He added that if the ministry and Thaicom had yet to reach a conclusion on what to do with Thaicom 7 and 8 broadcasting satellites, the satellite operator should not go ahead with its plan to develop the Thaicom 9 broadband satellite.
Intouch Holdings chief |executive officer Philip Chen Chong Tan said last week that both the ministry and Thaicom should completely clear up |regulatory issues by next quarter so Thaicom would know if it |could go ahead with the plan to launch its Thaicom 9 satellite. Otherwise Thaicom might |lease transponder capacity |from other satellites to continue providing satellite services, he said.
Thaicom, 41.1 per cent owned by Intouch, has been talking with the ministry for more than two years about the ministry’s proposal to bring the company’s Thaicom 7 and 8 broadcasting satellites under its concession regime as part of its reform of the satellite service industry.
The two satellites currently operate under the NBTC’s licensing regime.
Thaicom has counter-proposed joining with CAT Telecom to develop Thaicom 9.
Thaicom has also proposed to the ministry that it would allow the government to use one transponder from each of its existing licensed satellites and also its future licensed satellites free of charge for the rest of their life spans.
The ministry commissioned Chula Unisearch to study how to reform the satellite service industry. The study recommended bringing Thaicom’s two licensed satellites – 7 and 8 – back under the ministry’s concession regime. Both satellites will be under a concession until it expires in 2021.

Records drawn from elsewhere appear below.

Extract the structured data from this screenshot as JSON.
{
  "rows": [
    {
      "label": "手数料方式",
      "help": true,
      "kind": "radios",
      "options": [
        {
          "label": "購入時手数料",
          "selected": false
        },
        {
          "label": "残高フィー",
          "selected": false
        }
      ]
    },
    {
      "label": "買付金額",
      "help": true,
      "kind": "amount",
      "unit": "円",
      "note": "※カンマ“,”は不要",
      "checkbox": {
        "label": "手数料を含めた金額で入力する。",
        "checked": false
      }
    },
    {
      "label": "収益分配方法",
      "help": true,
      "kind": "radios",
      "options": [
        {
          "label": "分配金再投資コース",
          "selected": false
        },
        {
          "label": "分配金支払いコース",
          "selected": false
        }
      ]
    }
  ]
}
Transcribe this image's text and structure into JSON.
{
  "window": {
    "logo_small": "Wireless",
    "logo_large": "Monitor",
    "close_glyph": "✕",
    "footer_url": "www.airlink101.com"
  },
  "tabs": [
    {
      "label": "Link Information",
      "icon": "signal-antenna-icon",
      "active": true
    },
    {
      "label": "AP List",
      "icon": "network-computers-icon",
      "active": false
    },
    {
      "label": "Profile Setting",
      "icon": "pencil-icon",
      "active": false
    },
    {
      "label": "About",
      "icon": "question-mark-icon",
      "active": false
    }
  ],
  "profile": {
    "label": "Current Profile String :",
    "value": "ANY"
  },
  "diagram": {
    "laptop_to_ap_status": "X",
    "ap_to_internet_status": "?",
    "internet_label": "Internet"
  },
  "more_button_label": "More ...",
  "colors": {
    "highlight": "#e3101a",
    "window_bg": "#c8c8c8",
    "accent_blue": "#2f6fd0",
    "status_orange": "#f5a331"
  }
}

The ministry oversaw the satellite industry by granting concessions before the NBTC got off the ground in 2000 and granted licences for Thaicoms 7 and 8. This led to the ministry’s redundancy in overseeing the satellite industry.
In a separate matter, the ministry plans to seek a collaboration with the China Academy of Science on space affairs and the Internet of Things.